Recorded data —
::::::
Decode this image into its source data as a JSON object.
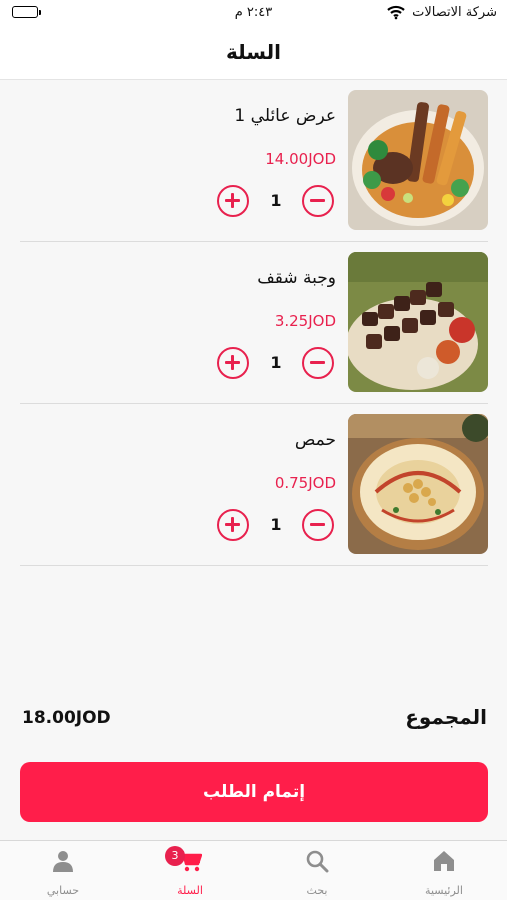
{
  "status_bar": {
    "carrier": "شركة الاتصالات",
    "time": "٢:٤٣ م"
  },
  "header": {
    "title": "السلة"
  },
  "cart": {
    "items": [
      {
        "name": "عرض عائلي 1",
        "price": "14.00JOD",
        "quantity": "1",
        "image_icon": "mixed-grill-platter-photo"
      },
      {
        "name": "وجبة شقف",
        "price": "3.25JOD",
        "quantity": "1",
        "image_icon": "shish-kebab-photo"
      },
      {
        "name": "حمص",
        "price": "0.75JOD",
        "quantity": "1",
        "image_icon": "hummus-bowl-photo"
      }
    ]
  },
  "summary": {
    "total_label": "المجموع",
    "total_amount": "18.00JOD"
  },
  "checkout": {
    "label": "إتمام الطلب"
  },
  "tabbar": {
    "tabs": [
      {
        "label": "الرئيسية",
        "icon": "home-icon",
        "active": false
      },
      {
        "label": "بحث",
        "icon": "search-icon",
        "active": false
      },
      {
        "label": "السلة",
        "icon": "cart-icon",
        "active": true,
        "badge": "3"
      },
      {
        "label": "حسابي",
        "icon": "user-icon",
        "active": false
      }
    ]
  },
  "colors": {
    "accent": "#e8214e",
    "button": "#ff1e4a",
    "inactive_tab": "#8e8e8e"
  }
}
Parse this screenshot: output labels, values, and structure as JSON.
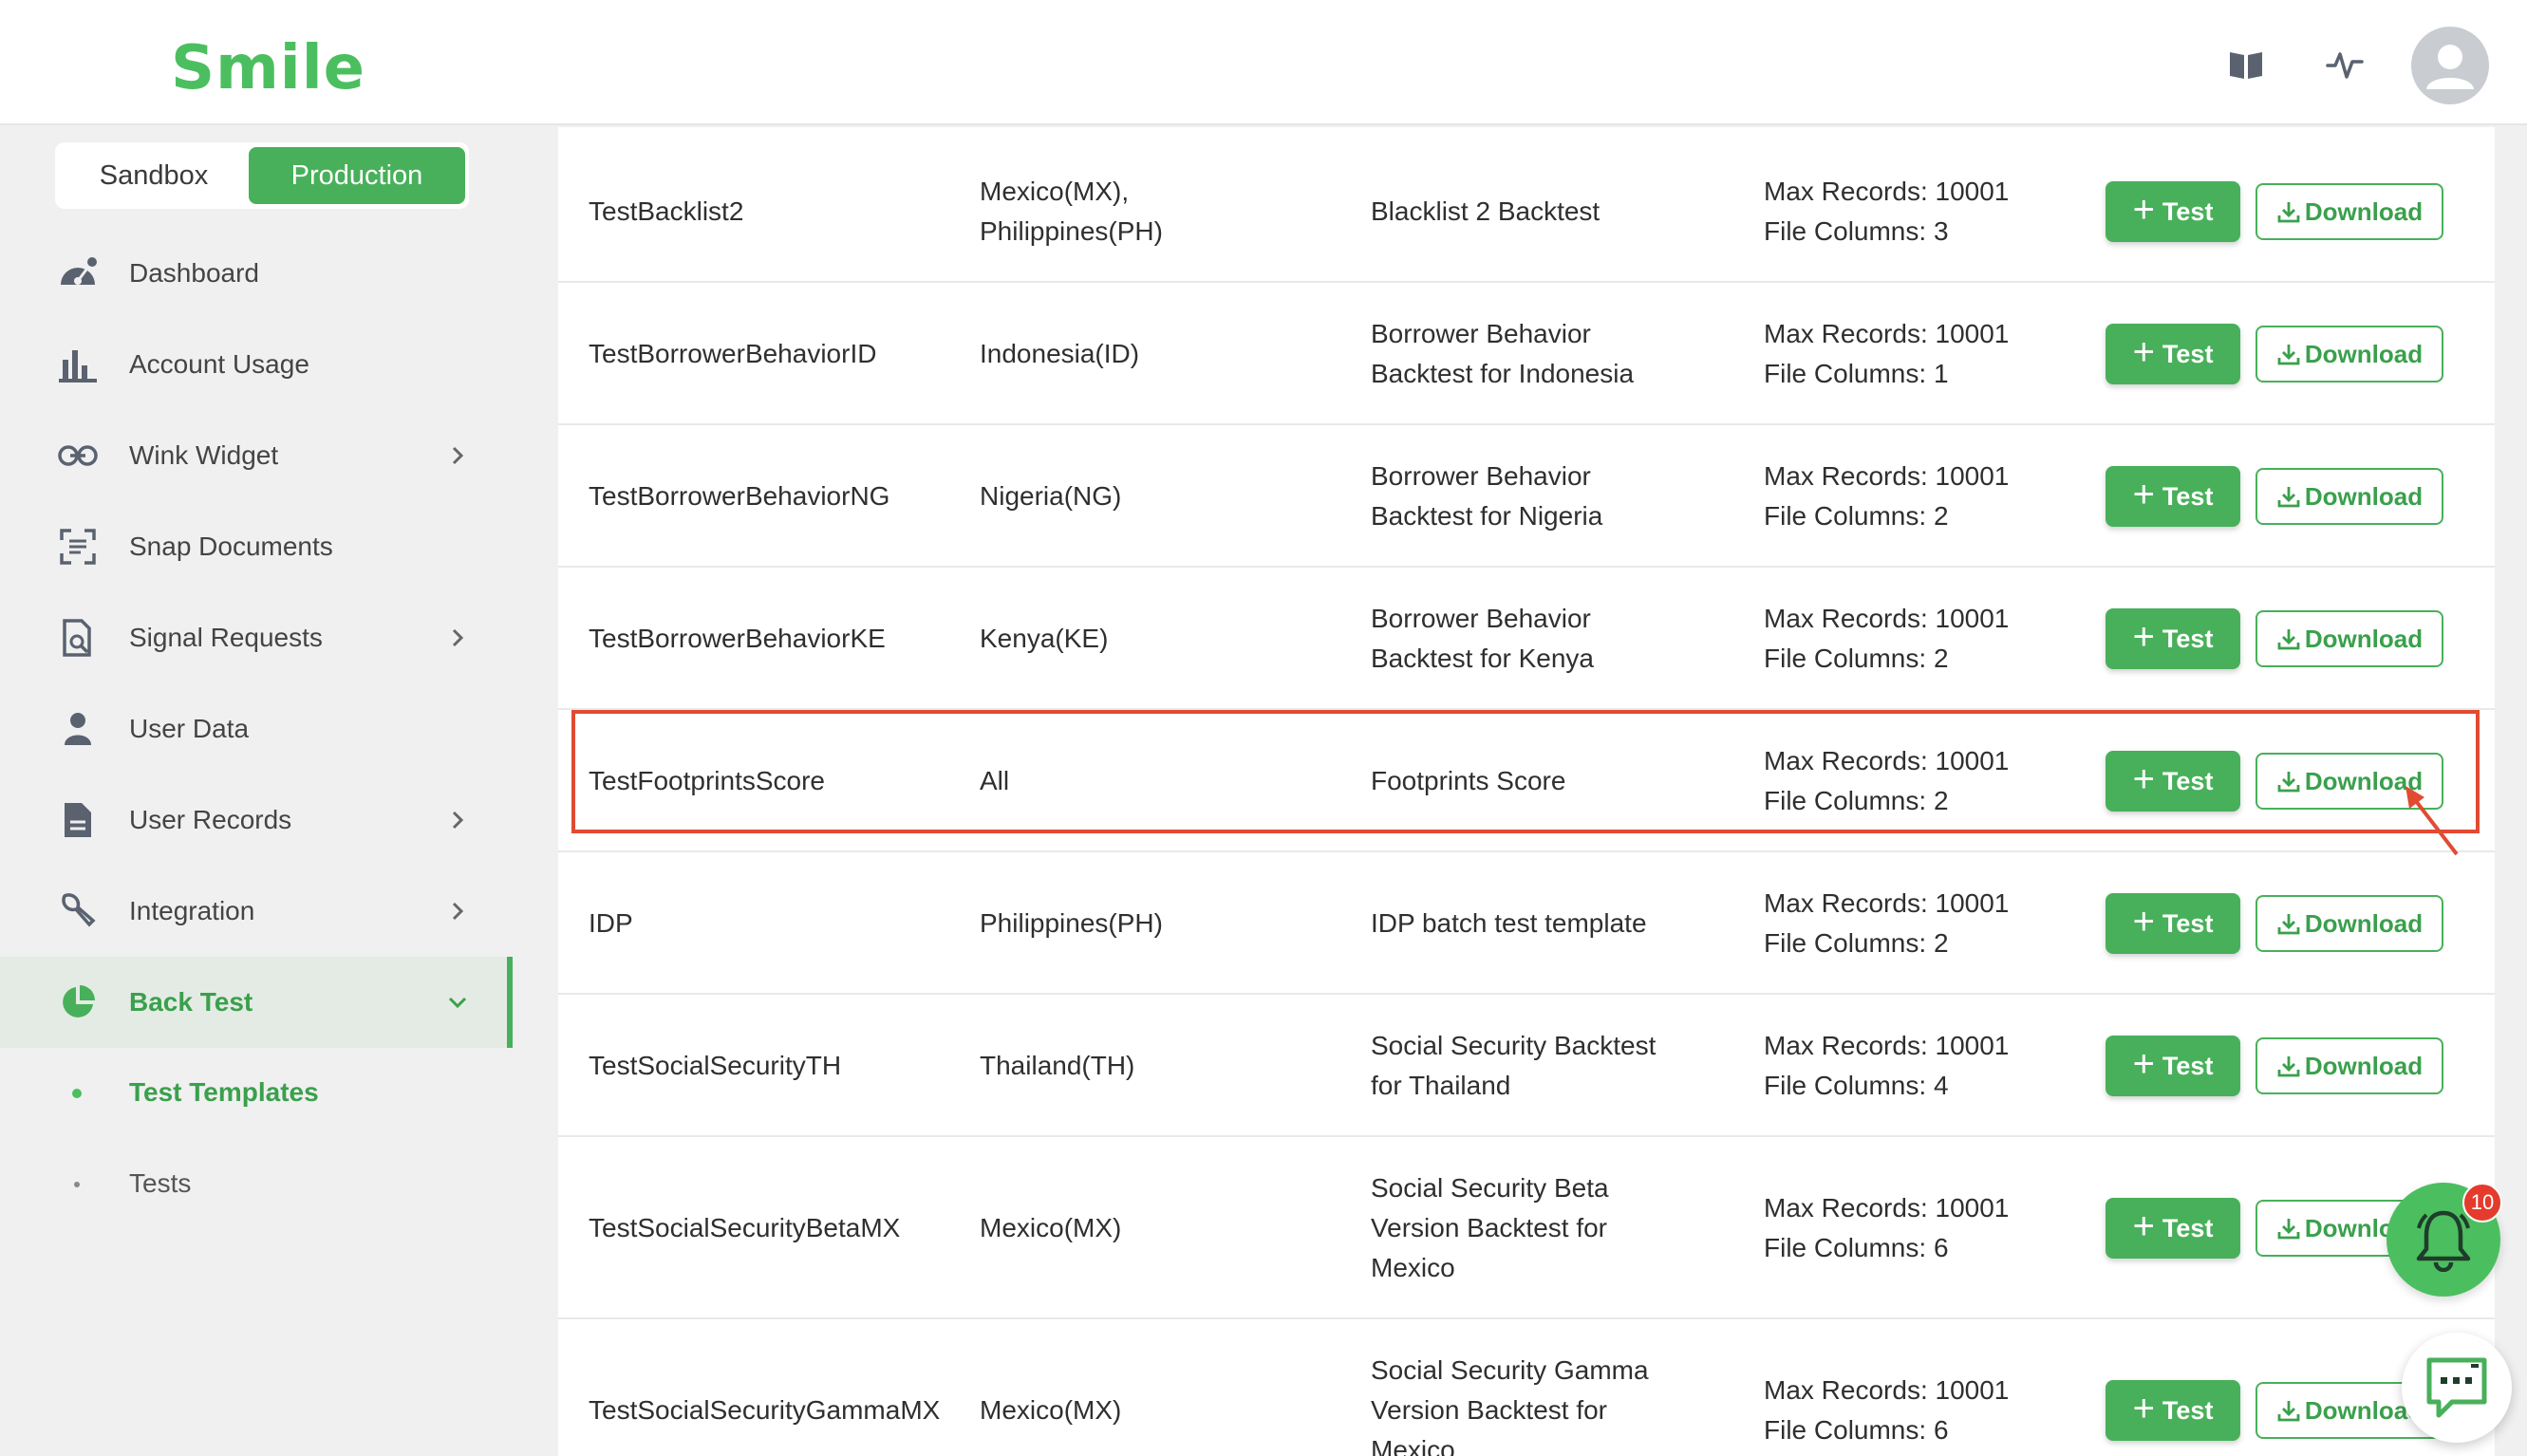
{
  "header": {
    "logo": "Smile",
    "icons": [
      "book-icon",
      "activity-icon",
      "user-avatar-icon"
    ]
  },
  "env_switch": {
    "sandbox": "Sandbox",
    "production": "Production",
    "selected": "Production"
  },
  "sidebar": {
    "items": [
      {
        "label": "Dashboard",
        "icon": "dashboard-icon"
      },
      {
        "label": "Account Usage",
        "icon": "bar-chart-icon"
      },
      {
        "label": "Wink Widget",
        "icon": "link-icon",
        "has_chevron": true
      },
      {
        "label": "Snap Documents",
        "icon": "scan-icon"
      },
      {
        "label": "Signal Requests",
        "icon": "document-search-icon",
        "has_chevron": true
      },
      {
        "label": "User Data",
        "icon": "person-icon"
      },
      {
        "label": "User Records",
        "icon": "file-icon",
        "has_chevron": true
      },
      {
        "label": "Integration",
        "icon": "wrench-icon",
        "has_chevron": true
      },
      {
        "label": "Back Test",
        "icon": "pie-chart-icon",
        "has_chevron": true,
        "expanded": true,
        "active": true
      }
    ],
    "subitems": [
      {
        "label": "Test Templates",
        "active": true
      },
      {
        "label": "Tests"
      }
    ]
  },
  "table": {
    "test_label": "Test",
    "download_label": "Download",
    "rows": [
      {
        "name": "TestBacklist2",
        "country": [
          "Mexico(MX),",
          "Philippines(PH)"
        ],
        "description": [
          "Blacklist 2 Backtest"
        ],
        "info": [
          "Max Records: 10001",
          "File Columns: 3"
        ]
      },
      {
        "name": "TestBorrowerBehaviorID",
        "country": [
          "Indonesia(ID)"
        ],
        "description": [
          "Borrower Behavior",
          "Backtest for Indonesia"
        ],
        "info": [
          "Max Records: 10001",
          "File Columns: 1"
        ]
      },
      {
        "name": "TestBorrowerBehaviorNG",
        "country": [
          "Nigeria(NG)"
        ],
        "description": [
          "Borrower Behavior",
          "Backtest for Nigeria"
        ],
        "info": [
          "Max Records: 10001",
          "File Columns: 2"
        ]
      },
      {
        "name": "TestBorrowerBehaviorKE",
        "country": [
          "Kenya(KE)"
        ],
        "description": [
          "Borrower Behavior",
          "Backtest for Kenya"
        ],
        "info": [
          "Max Records: 10001",
          "File Columns: 2"
        ]
      },
      {
        "name": "TestFootprintsScore",
        "country": [
          "All"
        ],
        "description": [
          "Footprints Score"
        ],
        "info": [
          "Max Records: 10001",
          "File Columns: 2"
        ],
        "highlighted": true
      },
      {
        "name": "IDP",
        "country": [
          "Philippines(PH)"
        ],
        "description": [
          "IDP batch test template"
        ],
        "info": [
          "Max Records: 10001",
          "File Columns: 2"
        ]
      },
      {
        "name": "TestSocialSecurityTH",
        "country": [
          "Thailand(TH)"
        ],
        "description": [
          "Social Security Backtest",
          "for Thailand"
        ],
        "info": [
          "Max Records: 10001",
          "File Columns: 4"
        ]
      },
      {
        "name": "TestSocialSecurityBetaMX",
        "country": [
          "Mexico(MX)"
        ],
        "description": [
          "Social Security Beta",
          "Version Backtest for",
          "Mexico"
        ],
        "info": [
          "Max Records: 10001",
          "File Columns: 6"
        ]
      },
      {
        "name": "TestSocialSecurityGammaMX",
        "country": [
          "Mexico(MX)"
        ],
        "description": [
          "Social Security Gamma",
          "Version Backtest for",
          "Mexico"
        ],
        "info": [
          "Max Records: 10001",
          "File Columns: 6"
        ]
      }
    ]
  },
  "notifications": {
    "count": "10",
    "icon": "bell-icon"
  },
  "chat": {
    "icon": "chat-icon"
  },
  "colors": {
    "brand_green": "#48b05a",
    "highlight_red": "#e04b32",
    "badge_red": "#e43b2c"
  }
}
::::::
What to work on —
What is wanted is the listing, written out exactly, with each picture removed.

Expected output —
Decode this image into its source data as a JSON object.
{
  "status_bar": {
    "carrier": "شركة الاتصالات",
    "time": "٢:٤٣ م"
  },
  "header": {
    "title": "السلة"
  },
  "cart": {
    "items": [
      {
        "name": "عرض عائلي 1",
        "price": "14.00JOD",
        "quantity": "1",
        "image_icon": "mixed-grill-platter-photo"
      },
      {
        "name": "وجبة شقف",
        "price": "3.25JOD",
        "quantity": "1",
        "image_icon": "shish-kebab-photo"
      },
      {
        "name": "حمص",
        "price": "0.75JOD",
        "quantity": "1",
        "image_icon": "hummus-bowl-photo"
      }
    ]
  },
  "summary": {
    "total_label": "المجموع",
    "total_amount": "18.00JOD"
  },
  "checkout": {
    "label": "إتمام الطلب"
  },
  "tabbar": {
    "tabs": [
      {
        "label": "الرئيسية",
        "icon": "home-icon",
        "active": false
      },
      {
        "label": "بحث",
        "icon": "search-icon",
        "active": false
      },
      {
        "label": "السلة",
        "icon": "cart-icon",
        "active": true,
        "badge": "3"
      },
      {
        "label": "حسابي",
        "icon": "user-icon",
        "active": false
      }
    ]
  },
  "colors": {
    "accent": "#e8214e",
    "button": "#ff1e4a",
    "inactive_tab": "#8e8e8e"
  }
}
Parse this screenshot: output labels, values, and structure as JSON.
{
  "header": {
    "logo": "Smile",
    "icons": [
      "book-icon",
      "activity-icon",
      "user-avatar-icon"
    ]
  },
  "env_switch": {
    "sandbox": "Sandbox",
    "production": "Production",
    "selected": "Production"
  },
  "sidebar": {
    "items": [
      {
        "label": "Dashboard",
        "icon": "dashboard-icon"
      },
      {
        "label": "Account Usage",
        "icon": "bar-chart-icon"
      },
      {
        "label": "Wink Widget",
        "icon": "link-icon",
        "has_chevron": true
      },
      {
        "label": "Snap Documents",
        "icon": "scan-icon"
      },
      {
        "label": "Signal Requests",
        "icon": "document-search-icon",
        "has_chevron": true
      },
      {
        "label": "User Data",
        "icon": "person-icon"
      },
      {
        "label": "User Records",
        "icon": "file-icon",
        "has_chevron": true
      },
      {
        "label": "Integration",
        "icon": "wrench-icon",
        "has_chevron": true
      },
      {
        "label": "Back Test",
        "icon": "pie-chart-icon",
        "has_chevron": true,
        "expanded": true,
        "active": true
      }
    ],
    "subitems": [
      {
        "label": "Test Templates",
        "active": true
      },
      {
        "label": "Tests"
      }
    ]
  },
  "table": {
    "test_label": "Test",
    "download_label": "Download",
    "rows": [
      {
        "name": "TestBacklist2",
        "country": [
          "Mexico(MX),",
          "Philippines(PH)"
        ],
        "description": [
          "Blacklist 2 Backtest"
        ],
        "info": [
          "Max Records: 10001",
          "File Columns: 3"
        ]
      },
      {
        "name": "TestBorrowerBehaviorID",
        "country": [
          "Indonesia(ID)"
        ],
        "description": [
          "Borrower Behavior",
          "Backtest for Indonesia"
        ],
        "info": [
          "Max Records: 10001",
          "File Columns: 1"
        ]
      },
      {
        "name": "TestBorrowerBehaviorNG",
        "country": [
          "Nigeria(NG)"
        ],
        "description": [
          "Borrower Behavior",
          "Backtest for Nigeria"
        ],
        "info": [
          "Max Records: 10001",
          "File Columns: 2"
        ]
      },
      {
        "name": "TestBorrowerBehaviorKE",
        "country": [
          "Kenya(KE)"
        ],
        "description": [
          "Borrower Behavior",
          "Backtest for Kenya"
        ],
        "info": [
          "Max Records: 10001",
          "File Columns: 2"
        ]
      },
      {
        "name": "TestFootprintsScore",
        "country": [
          "All"
        ],
        "description": [
          "Footprints Score"
        ],
        "info": [
          "Max Records: 10001",
          "File Columns: 2"
        ],
        "highlighted": true
      },
      {
        "name": "IDP",
        "country": [
          "Philippines(PH)"
        ],
        "description": [
          "IDP batch test template"
        ],
        "info": [
          "Max Records: 10001",
          "File Columns: 2"
        ]
      },
      {
        "name": "TestSocialSecurityTH",
        "country": [
          "Thailand(TH)"
        ],
        "description": [
          "Social Security Backtest",
          "for Thailand"
        ],
        "info": [
          "Max Records: 10001",
          "File Columns: 4"
        ]
      },
      {
        "name": "TestSocialSecurityBetaMX",
        "country": [
          "Mexico(MX)"
        ],
        "description": [
          "Social Security Beta",
          "Version Backtest for",
          "Mexico"
        ],
        "info": [
          "Max Records: 10001",
          "File Columns: 6"
        ]
      },
      {
        "name": "TestSocialSecurityGammaMX",
        "country": [
          "Mexico(MX)"
        ],
        "description": [
          "Social Security Gamma",
          "Version Backtest for",
          "Mexico"
        ],
        "info": [
          "Max Records: 10001",
          "File Columns: 6"
        ]
      }
    ]
  },
  "notifications": {
    "count": "10",
    "icon": "bell-icon"
  },
  "chat": {
    "icon": "chat-icon"
  },
  "colors": {
    "brand_green": "#48b05a",
    "highlight_red": "#e04b32",
    "badge_red": "#e43b2c"
  }
}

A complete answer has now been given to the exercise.